European Commission puts biofuel industry ahead of people and planet
The European Commission today released draft legislation which would allow EU countries to rely on food-based biofuels made from rape seed, palm oil, wheat, and other crops to meet their 2030 climate and energy targets.
Marc-Olivier Herman, Oxfam’s biofuel expert, said: “The Commission has bowed to the pressure of the powerful biofuel industry lobby and given up on phasing out food-based biofuels. These biofuels damage the climate and the environment, and some of the world's poorest people are being pushed off their land to grow the crops used to produce them. Supporting biofuels made from food crops is totally inconsistent with the EU’s international commitments to tackling climate change and to sustainable development.

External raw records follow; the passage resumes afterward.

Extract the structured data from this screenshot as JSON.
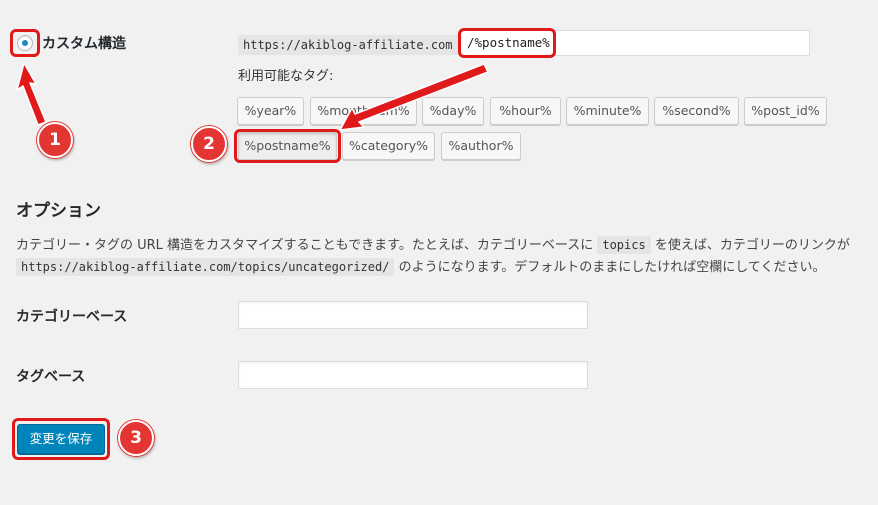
{
  "structure": {
    "radio_label": "カスタム構造",
    "base_url": "https://akiblog-affiliate.com",
    "value": "/%postname%",
    "available_tags_label": "利用可能なタグ:"
  },
  "tags_row1": [
    "%year%",
    "%monthnum%",
    "%day%",
    "%hour%",
    "%minute%",
    "%second%",
    "%post_id%"
  ],
  "tags_row2": [
    "%postname%",
    "%category%",
    "%author%"
  ],
  "options": {
    "title": "オプション",
    "desc_part1": "カテゴリー・タグの URL 構造をカスタマイズすることもできます。たとえば、カテゴリーベースに",
    "desc_code1": "topics",
    "desc_part2": "を使えば、カテゴリーのリンクが",
    "desc_code2": "https://akiblog-affiliate.com/topics/uncategorized/",
    "desc_part3": "のようになります。デフォルトのままにしたければ空欄にしてください。",
    "category_base_label": "カテゴリーベース",
    "tag_base_label": "タグベース"
  },
  "save_label": "変更を保存",
  "badges": [
    "1",
    "2",
    "3"
  ],
  "colors": {
    "annotation_red": "#e0191b",
    "primary_button": "#0085ba",
    "radio_dot": "#1e8cbe"
  }
}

“The Commission’s proposal introduces new ambitious mandates for the use of so-called ‘advanced’ biofuels, but fails to ensure these fuels will deliver significant greenhouse gas cuts without hurting the environment or people. New energy crops or tree plantations could be grown on a large scale to meet these new mandates - worsening the ongoing and brutal global land rush.”
- Oxfam's climate and energy expert Marc-Olivier Herman is available for interviews and background information.
- Today the European Commission released a package of measures on clean energy transition, which includes a proposal for a new Renewable Energy Directive (REDII) for the period after 2020. The directive and an accompanying regulation on the Energy Union sets out how an EU-wide 2030 target of 27% renewable energy will be reached. The proposal allows EU Member States to use large amounts of food-based biofuels to meet this target – 7% of the energy consumed in transport in 2021, progressively decreasing to 3.8% in 2030. This goes against previous policy statements made by the Commission stating that food-based biofuels would not be supported after 2020.
- The Commission’s proposed directive also introduces a new binding 2030 target of 3.6% of transport fuels for so-called ‘advanced biofuels’, which are biofuels not made from food crops. This new target is not accompanied by adequate sustainability criteria to ensure significant greenhouse gas savings and prevent harm to people and the environment. The annexes to the directive contain a list of feed stocks that can be used to produce these biofuels, which includes energy crops, wood sourced from forests and food by-products. This new ‘advanced’ mandate is likely to cause a renewed rush on agricultural land and forests across the globe to supply the European energy market.
- Oxfam’s report ‘Burning land, burning the climate – The biofuel industry capture of EU bioenergy policy’ sheds light on the trail of destruction left across the globe by the current EU biofuel policy. The report also documents the outsized influencing ‘fire power’ of the EU biofuel industry which has benefited from the policy. Biofuel producers reported spending between €3.7million and €5.7million annually on EU lobbying. This puts them on par with the tobacco lobby. Taken together, all actors in the biofuel value chain – from feedstock growers to biofuel producers – spent over €14 million and hired close to 400 lobbyists to promote their interests at EU level in the past year.
- Based on new data, Oxfam’s report “Murder and eviction: the global land rush enters new more violent phase” shows that millions of people face the risk of being displaced from their ancestral and community lands as a result of land sales carried out without their consent.